Here are my top 4 training myths that hold you back from achieving your best body, debunked:
Myth #1: If fat loss is your goal and you don’t have time for weights and cardio, you should just do cardio.
Because resistance training is such an effective tool for health, fitness, and anti-aging, it is the one sort of training that you should never compromise on. Weight training can help you lose weight, gain strength, and maintain or enhance your lean body mass.
Cardio alone is incapable of accomplishing this. Weight training is what separates someone who is an ideal weight but has an average-looking body from someone who seems trim and sculpted like a fitness model. When you have time, incorporate weightlifting and cardio into your routine. When time is short, always put the weights first. With that said, please allow me to take a moment to stand on my soapbox and discuss time.
Myth #2: You should lose all the fat first, then start weight training later.
Individuals who are extremely obese may need to prioritize nutrition at first if they are not yet very mobile. However, if you are physically capable of exercising safely, you will experience incredible benefits from beginning a weight-training program, even if you still have a significant amount of fat to lose.
Almost anyone can begin with walking for cardio and simple lifts for strength. It’s never too early to establish healthy habits.
While it is true that you can lose weight through diet and cardio or even through diet alone, many people who do so discover they are not as happy with their bodies as they anticipated.
Myth #3: You have to join a gym to get good results.
The best location for training is wherever you can obtain the most effective workouts and perform them consistently. I began working on machines similar to those advertised on late-night infomercials.

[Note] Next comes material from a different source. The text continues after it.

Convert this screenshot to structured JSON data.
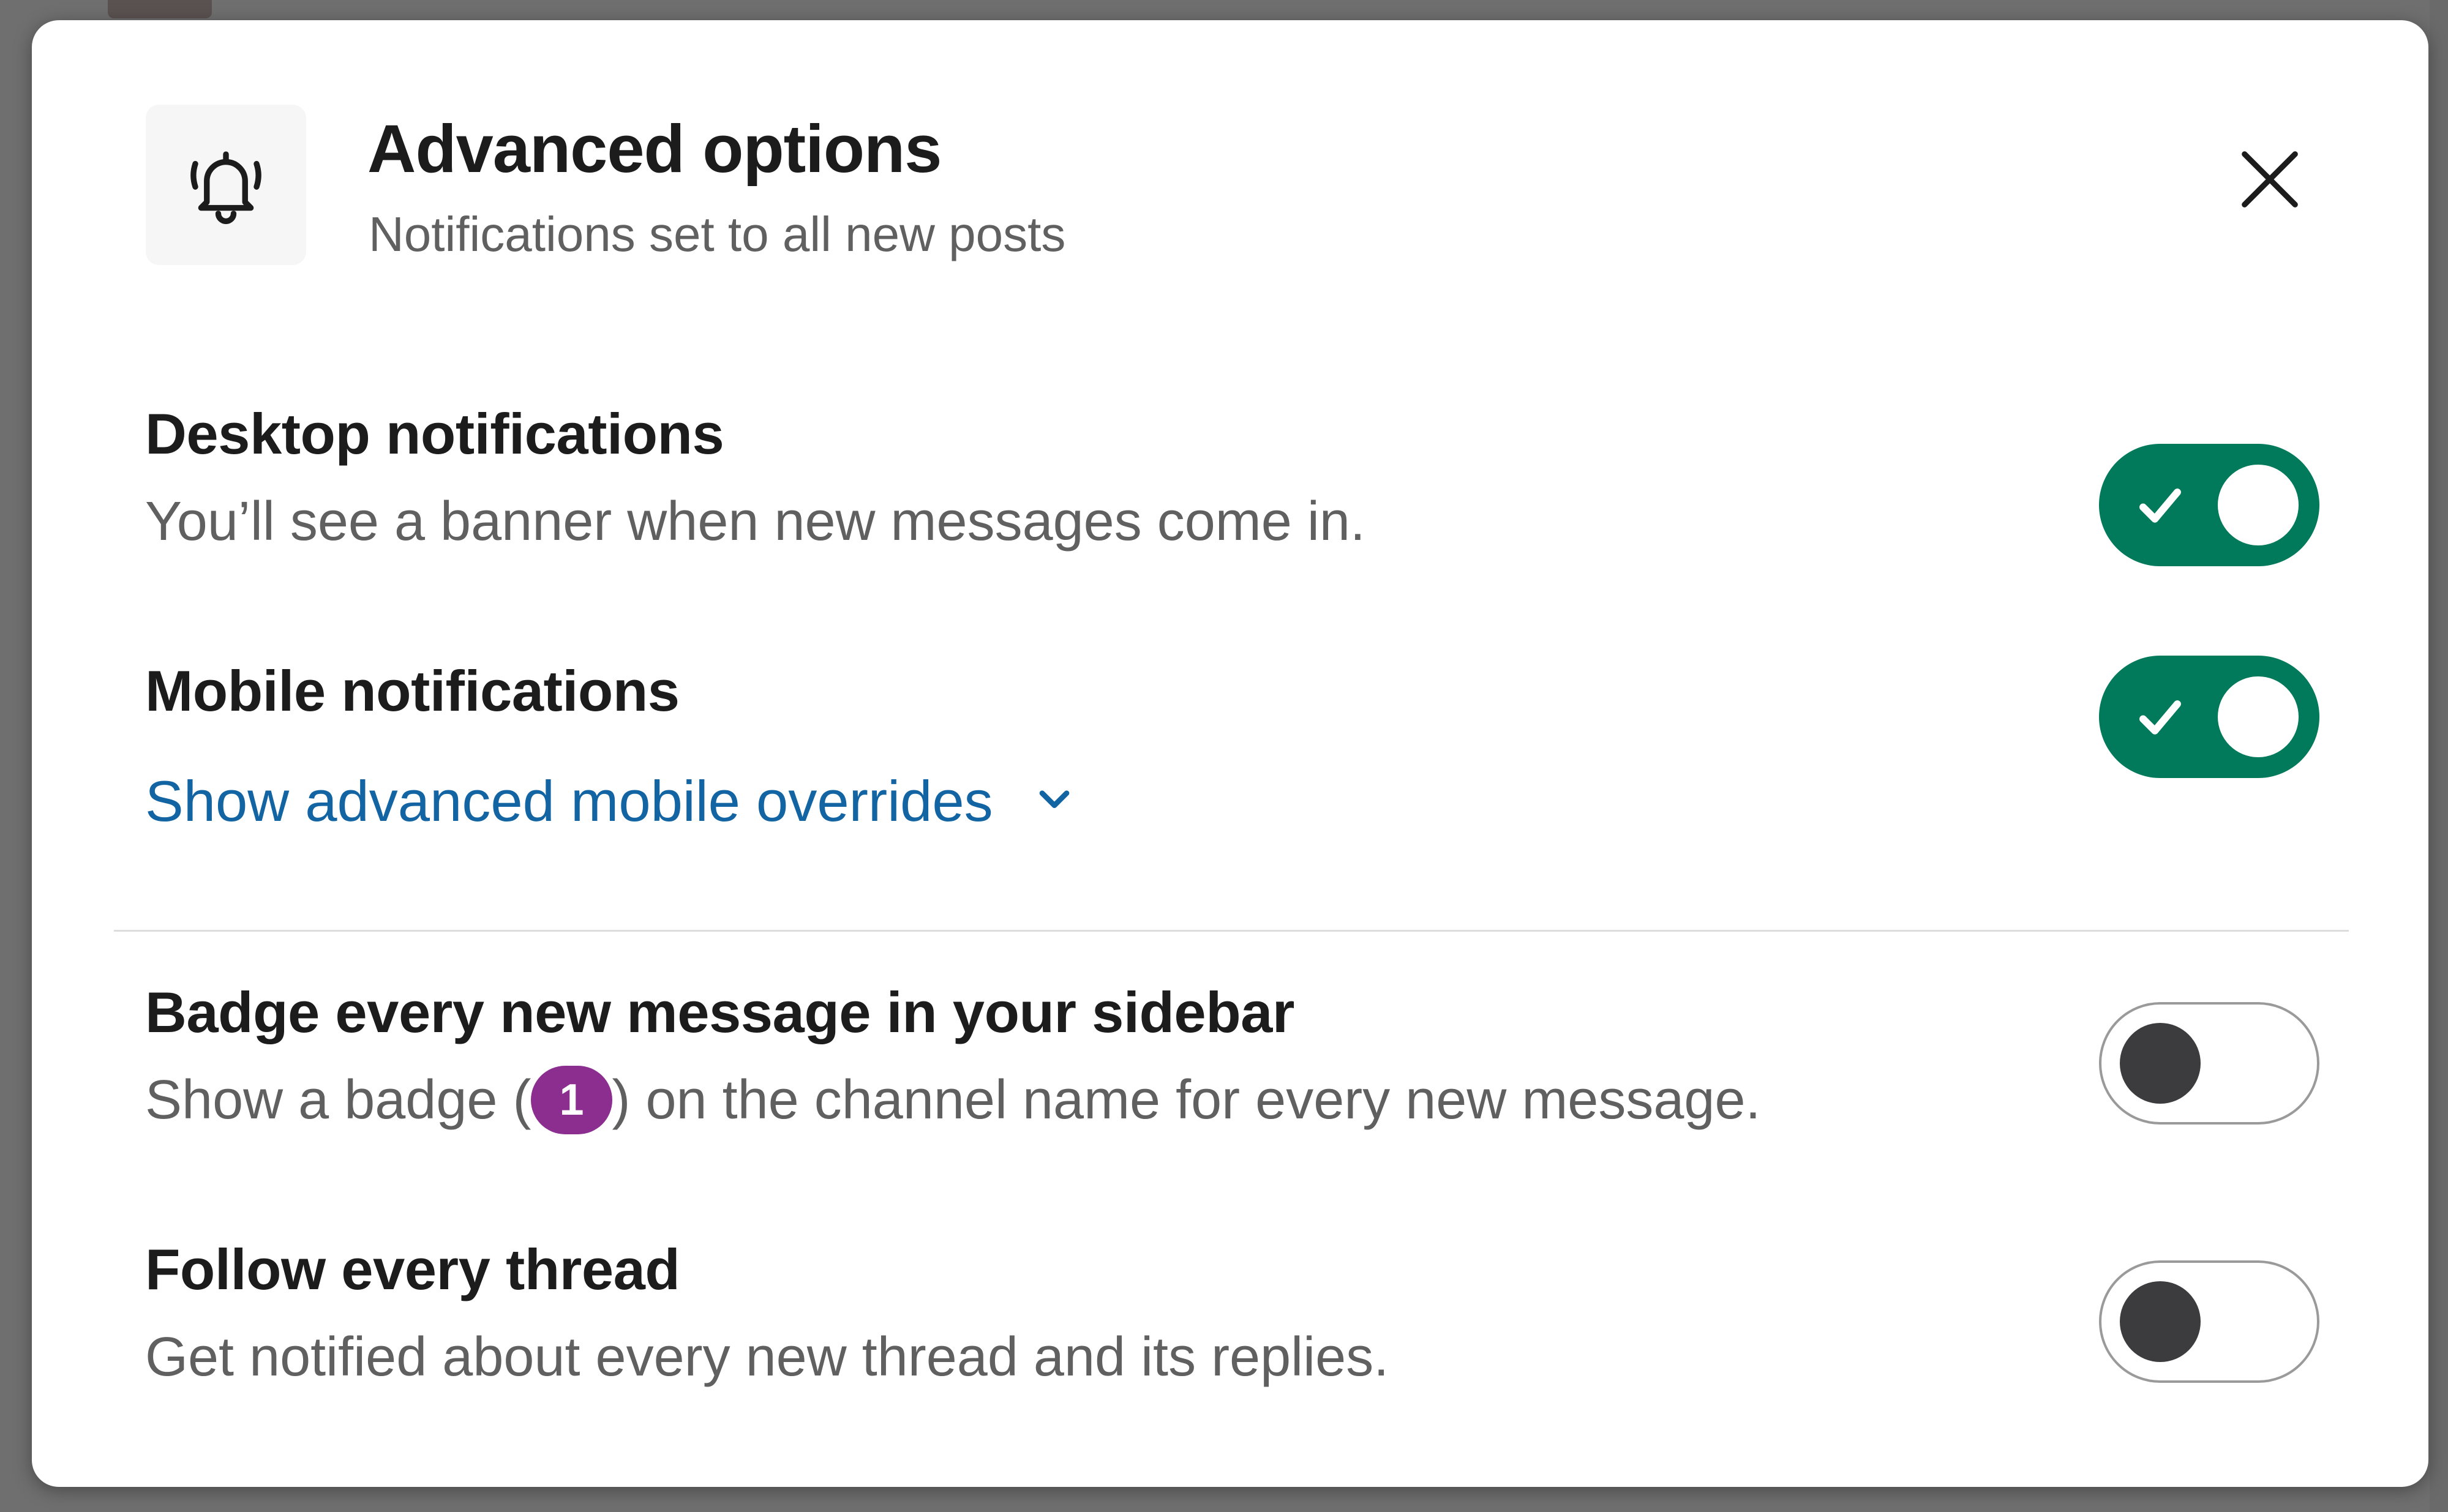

Myth #4: If you lift weights, you’ll get bulky or look like a bodybuilder.
Most natural weightlifters would like to have larger muscles, but we’re still working on it years later due to the slow and difficult process of muscle gain.
Beginners can easily gain muscle at first, but their progress quickly slows. Only the most genetically gifted have an easy time gaining muscle.
Adding muscle mass is even more difficult for women, who have lower testosterone levels. Despite constant reassurance, many women are still concerned about becoming too big or bulky. I believe this fear comes from how people perceive professional bodybuilders. It’s easy to convince yourself that lifting weights will make you big and bulky if you associate lifting with professional bodybuilders.
That being said, even if you have amazing genetics, you are unlikely to wake up one day and discover that you have sprouted new muscle overnight.
I hope this article about most common training myths is helpful and helps you moving forward!